Here are some snapshots of the drive back from our last trip to the mountains. Day 3’s evangelistic outreach to the little village of Tricao Malal was cancelled due to rain. The only road in had turned to impassable mud. We were very fortunate to be able to drive the 40 miles out to the main highway. There were mud slides that covered parts of the dirt and gravel roads that lead out of the valley. We had to drive through several, hoping and praying we didn’t get stuck. In the worst one, our back wheels started spinning and we started sliding towards the cliff with no guard rail, and there was that hopeless feeling of not being able to do a thing about it. Fortunately, the wheels stopped spinning, we hit ground, and slowly drove out of the slide to the other side. It was heart-stopping and was too petrified to snap a picture. The kids (I call them kids because they’re half my age :)) in the truck that followed us out had the same close encounter with the mud.
We spent Day 2 and the night in Cancha Huinganco, but couldn’t make it the 10km the next day to Tricao.
The waters were beginning to swell in the streams and rivers.
They swelled so much that this bridge we had to cross was washed out the next day. Gone.
Good thing most people have horses.
About an hour after hitting the paved road, Dani (who we call our adopted son) stopped for these two women whose car had broken down. We call Dani the Good Samaritan. He stops for everybody. This would be what towing looks like Argentinian style. The crazy thing is that they did about 55mph rigged up like this, with the two ladies sitting in their car chatting away. No big deal round these here parts.
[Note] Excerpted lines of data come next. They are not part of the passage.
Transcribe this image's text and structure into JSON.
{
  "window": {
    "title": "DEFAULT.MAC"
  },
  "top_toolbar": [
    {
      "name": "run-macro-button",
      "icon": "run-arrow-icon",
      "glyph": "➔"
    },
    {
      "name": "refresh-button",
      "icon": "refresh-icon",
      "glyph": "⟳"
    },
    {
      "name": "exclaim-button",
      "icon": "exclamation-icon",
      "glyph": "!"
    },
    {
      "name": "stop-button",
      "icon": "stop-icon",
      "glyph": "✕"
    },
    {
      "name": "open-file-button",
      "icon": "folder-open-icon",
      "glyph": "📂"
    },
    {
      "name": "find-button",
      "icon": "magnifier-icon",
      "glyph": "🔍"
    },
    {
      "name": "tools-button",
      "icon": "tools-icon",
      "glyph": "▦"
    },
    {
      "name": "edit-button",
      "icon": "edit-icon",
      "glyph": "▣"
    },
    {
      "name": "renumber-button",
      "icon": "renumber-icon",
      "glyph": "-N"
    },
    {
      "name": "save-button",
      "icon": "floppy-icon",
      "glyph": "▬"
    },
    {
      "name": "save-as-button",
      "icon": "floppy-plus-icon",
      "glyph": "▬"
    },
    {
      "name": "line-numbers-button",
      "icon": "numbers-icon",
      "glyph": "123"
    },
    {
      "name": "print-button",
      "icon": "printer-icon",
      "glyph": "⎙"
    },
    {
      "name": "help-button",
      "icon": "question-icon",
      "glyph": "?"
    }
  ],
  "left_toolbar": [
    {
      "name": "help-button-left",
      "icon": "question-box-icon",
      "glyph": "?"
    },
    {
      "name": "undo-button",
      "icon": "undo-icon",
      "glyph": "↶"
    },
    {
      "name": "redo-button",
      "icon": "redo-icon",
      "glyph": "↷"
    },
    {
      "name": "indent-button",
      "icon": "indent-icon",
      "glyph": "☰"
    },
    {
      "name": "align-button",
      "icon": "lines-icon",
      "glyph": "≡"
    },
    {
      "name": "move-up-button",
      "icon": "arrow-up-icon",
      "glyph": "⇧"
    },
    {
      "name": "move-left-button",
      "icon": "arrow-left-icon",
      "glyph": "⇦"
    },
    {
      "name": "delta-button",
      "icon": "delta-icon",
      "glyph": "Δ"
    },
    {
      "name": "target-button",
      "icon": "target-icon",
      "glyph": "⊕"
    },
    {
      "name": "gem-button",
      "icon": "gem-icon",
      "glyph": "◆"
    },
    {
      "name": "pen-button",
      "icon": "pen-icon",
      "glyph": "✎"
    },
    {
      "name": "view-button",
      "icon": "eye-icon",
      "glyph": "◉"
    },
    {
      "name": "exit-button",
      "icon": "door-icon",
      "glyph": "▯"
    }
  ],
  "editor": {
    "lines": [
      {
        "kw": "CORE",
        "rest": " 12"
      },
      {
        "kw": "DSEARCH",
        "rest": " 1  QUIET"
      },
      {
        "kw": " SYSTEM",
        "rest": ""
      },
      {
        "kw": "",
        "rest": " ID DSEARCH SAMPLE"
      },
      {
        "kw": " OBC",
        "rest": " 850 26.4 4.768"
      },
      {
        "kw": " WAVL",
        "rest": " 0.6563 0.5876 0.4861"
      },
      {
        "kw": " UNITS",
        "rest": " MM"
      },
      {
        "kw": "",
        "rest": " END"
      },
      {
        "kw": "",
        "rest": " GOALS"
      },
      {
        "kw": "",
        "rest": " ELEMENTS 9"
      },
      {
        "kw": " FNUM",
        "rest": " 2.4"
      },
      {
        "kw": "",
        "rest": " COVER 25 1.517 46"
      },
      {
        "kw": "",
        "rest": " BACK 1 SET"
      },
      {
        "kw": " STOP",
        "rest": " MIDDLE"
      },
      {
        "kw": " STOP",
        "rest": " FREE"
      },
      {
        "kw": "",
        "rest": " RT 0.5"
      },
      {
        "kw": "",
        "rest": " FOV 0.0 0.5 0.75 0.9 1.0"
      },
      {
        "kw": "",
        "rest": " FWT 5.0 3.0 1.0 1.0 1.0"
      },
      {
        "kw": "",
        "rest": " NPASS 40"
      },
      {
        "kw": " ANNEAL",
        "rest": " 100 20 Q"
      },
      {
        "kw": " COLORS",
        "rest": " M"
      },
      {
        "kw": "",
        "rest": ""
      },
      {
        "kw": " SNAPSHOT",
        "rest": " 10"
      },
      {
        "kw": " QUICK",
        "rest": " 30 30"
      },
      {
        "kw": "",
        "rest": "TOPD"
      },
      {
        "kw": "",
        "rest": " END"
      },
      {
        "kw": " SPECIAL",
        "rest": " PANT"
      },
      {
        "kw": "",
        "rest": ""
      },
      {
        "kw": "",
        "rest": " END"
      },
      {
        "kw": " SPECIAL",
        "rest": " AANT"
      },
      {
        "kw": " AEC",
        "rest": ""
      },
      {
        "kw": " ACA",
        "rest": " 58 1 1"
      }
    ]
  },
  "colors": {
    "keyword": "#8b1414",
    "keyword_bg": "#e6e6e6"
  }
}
Here is Dani when he stopped for a motorcycle on the way into the valley. They couldn’t fix the bike, so they loaded it and the guy into the back of the pick-up and dropped him off at his destination.
Two hours from home, after nine hours on the road, the church’s mission mobile broke down for good. The kids didn’t seem to mind. They made their own good time as we waited five hours by the side of the road out in the middle of Nowhere for the tow truck. It finally came at 1am. We finally rolled into town at 3am Monday morning after the six hour trip took sixteen hours. Tired, but worth it.